- WORK REQUEST -
All lines in the data that hold the word "text" need copying.

═════ MATERIAL FOR THE TASK ═════

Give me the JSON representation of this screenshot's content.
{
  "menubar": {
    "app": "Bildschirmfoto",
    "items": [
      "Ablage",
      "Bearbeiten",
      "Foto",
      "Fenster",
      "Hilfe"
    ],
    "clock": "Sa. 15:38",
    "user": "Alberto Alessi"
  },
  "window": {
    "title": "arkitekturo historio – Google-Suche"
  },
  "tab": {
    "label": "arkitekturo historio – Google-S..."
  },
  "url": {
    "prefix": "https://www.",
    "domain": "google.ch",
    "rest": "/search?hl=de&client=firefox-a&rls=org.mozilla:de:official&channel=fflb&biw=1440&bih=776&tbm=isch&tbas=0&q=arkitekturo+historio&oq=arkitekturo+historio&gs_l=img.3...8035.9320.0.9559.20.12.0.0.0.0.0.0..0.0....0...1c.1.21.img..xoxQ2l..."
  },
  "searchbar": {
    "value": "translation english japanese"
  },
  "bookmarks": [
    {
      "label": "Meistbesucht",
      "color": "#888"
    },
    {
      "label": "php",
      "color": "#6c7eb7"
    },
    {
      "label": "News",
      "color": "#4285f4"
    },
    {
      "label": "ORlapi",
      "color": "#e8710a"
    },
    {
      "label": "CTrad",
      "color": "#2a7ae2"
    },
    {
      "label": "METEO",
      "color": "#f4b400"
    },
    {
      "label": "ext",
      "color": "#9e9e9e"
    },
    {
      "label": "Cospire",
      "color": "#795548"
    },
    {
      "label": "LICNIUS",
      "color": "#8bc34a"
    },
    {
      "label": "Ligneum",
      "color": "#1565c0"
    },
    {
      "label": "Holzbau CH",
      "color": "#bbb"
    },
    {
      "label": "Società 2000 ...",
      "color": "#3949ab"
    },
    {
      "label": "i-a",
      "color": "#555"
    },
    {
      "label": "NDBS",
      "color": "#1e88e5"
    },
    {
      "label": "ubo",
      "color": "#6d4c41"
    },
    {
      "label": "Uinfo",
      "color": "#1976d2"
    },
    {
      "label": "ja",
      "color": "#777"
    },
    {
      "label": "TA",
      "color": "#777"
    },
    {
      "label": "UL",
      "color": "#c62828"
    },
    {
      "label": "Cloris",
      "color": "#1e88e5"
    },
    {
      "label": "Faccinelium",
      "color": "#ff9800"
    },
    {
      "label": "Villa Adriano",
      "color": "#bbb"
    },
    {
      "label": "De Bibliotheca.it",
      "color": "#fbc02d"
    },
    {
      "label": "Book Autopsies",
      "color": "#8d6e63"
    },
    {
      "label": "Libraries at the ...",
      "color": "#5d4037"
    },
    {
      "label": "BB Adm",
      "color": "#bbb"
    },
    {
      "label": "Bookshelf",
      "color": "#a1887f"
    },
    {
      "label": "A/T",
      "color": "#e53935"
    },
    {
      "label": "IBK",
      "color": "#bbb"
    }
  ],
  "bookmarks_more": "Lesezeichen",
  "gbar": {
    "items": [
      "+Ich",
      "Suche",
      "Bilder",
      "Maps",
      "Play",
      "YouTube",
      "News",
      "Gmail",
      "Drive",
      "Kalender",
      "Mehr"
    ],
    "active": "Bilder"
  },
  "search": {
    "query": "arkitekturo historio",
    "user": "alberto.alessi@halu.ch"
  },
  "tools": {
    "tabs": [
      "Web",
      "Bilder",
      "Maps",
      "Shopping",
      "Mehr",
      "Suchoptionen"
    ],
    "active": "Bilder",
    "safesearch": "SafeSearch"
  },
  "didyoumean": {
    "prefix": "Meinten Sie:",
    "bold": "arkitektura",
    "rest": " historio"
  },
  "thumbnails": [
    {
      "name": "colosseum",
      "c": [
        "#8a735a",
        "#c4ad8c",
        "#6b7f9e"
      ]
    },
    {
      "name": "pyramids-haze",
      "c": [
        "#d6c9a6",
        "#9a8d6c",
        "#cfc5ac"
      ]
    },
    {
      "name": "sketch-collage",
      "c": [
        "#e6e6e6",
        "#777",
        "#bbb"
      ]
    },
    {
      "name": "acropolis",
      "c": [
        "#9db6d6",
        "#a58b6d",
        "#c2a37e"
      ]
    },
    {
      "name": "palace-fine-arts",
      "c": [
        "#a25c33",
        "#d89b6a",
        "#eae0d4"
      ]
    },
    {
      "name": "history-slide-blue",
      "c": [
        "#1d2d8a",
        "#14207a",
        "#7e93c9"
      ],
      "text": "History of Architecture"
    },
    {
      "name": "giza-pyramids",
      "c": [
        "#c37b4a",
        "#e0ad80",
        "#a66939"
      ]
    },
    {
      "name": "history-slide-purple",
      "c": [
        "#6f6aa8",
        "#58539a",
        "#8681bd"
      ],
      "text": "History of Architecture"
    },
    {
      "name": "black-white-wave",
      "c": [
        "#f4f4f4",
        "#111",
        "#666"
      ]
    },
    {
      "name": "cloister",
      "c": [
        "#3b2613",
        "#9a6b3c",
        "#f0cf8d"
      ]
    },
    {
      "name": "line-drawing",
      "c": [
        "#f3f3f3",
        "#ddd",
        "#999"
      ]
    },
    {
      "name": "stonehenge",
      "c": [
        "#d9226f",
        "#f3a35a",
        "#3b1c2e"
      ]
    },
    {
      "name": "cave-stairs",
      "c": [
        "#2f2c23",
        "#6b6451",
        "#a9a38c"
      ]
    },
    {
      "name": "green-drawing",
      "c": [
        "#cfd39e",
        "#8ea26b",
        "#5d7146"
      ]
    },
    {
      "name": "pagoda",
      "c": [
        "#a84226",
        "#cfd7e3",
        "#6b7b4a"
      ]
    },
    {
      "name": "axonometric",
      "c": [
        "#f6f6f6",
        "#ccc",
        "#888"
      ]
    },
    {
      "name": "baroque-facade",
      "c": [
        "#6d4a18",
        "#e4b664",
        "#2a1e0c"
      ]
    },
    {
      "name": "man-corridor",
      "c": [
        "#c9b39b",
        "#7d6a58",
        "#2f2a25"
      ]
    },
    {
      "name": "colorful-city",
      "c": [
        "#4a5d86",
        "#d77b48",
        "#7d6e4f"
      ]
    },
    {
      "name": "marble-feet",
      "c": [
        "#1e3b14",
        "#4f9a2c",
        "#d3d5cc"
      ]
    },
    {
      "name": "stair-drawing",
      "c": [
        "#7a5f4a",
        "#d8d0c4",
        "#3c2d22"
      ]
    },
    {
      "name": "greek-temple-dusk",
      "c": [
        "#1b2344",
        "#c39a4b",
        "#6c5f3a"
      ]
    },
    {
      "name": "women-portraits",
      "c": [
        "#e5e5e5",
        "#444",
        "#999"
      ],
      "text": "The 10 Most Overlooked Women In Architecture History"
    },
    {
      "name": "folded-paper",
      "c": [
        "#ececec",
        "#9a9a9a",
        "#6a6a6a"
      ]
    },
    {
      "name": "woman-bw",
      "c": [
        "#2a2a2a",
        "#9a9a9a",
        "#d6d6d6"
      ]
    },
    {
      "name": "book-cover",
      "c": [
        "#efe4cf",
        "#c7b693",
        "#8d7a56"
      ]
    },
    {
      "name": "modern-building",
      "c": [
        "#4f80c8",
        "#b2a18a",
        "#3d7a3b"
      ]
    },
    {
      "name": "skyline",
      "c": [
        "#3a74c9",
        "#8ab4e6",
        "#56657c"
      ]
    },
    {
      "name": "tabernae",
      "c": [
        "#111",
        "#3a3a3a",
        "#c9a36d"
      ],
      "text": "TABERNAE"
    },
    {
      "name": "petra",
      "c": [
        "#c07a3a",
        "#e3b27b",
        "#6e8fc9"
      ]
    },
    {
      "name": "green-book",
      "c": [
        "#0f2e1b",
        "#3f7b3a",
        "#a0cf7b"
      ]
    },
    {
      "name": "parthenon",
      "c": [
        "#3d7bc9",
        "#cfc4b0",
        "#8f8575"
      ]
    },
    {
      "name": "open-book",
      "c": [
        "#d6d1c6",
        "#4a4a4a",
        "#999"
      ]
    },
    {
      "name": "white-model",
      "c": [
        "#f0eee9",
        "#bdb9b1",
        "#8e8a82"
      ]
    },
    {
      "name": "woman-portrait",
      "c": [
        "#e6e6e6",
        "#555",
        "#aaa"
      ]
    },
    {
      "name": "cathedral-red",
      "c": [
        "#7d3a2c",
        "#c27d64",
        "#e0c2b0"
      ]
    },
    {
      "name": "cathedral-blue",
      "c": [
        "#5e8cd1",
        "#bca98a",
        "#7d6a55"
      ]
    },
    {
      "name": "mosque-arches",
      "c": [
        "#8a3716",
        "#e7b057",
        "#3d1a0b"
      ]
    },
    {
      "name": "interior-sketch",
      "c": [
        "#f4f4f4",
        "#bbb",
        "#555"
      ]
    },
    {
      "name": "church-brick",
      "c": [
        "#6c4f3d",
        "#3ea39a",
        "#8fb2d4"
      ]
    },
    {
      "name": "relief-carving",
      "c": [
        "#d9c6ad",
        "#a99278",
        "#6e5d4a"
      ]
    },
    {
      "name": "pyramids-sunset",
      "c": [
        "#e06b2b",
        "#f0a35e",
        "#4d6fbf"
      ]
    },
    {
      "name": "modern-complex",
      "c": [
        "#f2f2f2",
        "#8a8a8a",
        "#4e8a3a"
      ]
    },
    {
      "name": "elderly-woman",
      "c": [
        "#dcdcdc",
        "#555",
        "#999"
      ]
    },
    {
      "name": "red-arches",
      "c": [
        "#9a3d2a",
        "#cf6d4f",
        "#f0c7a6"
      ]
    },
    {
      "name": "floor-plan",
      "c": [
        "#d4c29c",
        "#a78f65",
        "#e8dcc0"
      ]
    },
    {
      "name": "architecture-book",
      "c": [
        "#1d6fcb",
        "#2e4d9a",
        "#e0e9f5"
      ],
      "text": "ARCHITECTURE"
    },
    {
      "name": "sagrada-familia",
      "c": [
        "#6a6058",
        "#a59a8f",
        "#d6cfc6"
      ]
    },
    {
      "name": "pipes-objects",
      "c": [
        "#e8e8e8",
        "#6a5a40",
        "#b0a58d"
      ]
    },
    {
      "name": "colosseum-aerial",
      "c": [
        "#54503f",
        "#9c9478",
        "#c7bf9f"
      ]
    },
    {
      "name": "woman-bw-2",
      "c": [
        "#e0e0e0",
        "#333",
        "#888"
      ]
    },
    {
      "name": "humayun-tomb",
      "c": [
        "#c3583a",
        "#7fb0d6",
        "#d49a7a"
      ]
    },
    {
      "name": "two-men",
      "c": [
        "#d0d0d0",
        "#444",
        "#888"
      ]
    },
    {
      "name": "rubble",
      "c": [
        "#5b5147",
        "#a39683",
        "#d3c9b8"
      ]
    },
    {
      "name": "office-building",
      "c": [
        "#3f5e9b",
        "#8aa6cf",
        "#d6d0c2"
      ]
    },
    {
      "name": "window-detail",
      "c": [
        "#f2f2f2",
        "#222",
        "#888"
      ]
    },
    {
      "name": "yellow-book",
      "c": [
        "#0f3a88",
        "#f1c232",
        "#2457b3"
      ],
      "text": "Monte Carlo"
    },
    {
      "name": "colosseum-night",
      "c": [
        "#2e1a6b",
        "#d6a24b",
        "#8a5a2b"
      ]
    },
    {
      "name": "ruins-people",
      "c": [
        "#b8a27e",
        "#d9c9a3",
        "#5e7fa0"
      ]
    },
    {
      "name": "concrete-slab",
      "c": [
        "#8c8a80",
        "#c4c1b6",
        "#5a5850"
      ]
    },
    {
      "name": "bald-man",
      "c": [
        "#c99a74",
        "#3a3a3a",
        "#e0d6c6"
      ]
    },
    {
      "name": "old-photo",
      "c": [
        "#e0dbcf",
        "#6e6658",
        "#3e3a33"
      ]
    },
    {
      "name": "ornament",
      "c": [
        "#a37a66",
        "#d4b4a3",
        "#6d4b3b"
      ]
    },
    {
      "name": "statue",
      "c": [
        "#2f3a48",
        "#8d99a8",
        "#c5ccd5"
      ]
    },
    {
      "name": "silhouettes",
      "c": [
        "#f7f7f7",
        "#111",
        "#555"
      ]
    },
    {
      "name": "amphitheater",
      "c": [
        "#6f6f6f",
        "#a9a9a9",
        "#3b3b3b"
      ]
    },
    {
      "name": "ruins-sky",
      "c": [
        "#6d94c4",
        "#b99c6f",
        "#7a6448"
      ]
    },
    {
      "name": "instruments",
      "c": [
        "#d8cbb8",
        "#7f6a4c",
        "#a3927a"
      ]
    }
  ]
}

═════

- ANSWER BOX -
      "text": "History of Architecture"
      "text": "History of Architecture"
      "text": "The 10 Most Overlooked Women In Architecture History"
      "text": "TABERNAE"
      "text": "ARCHITECTURE"
      "text": "Monte Carlo"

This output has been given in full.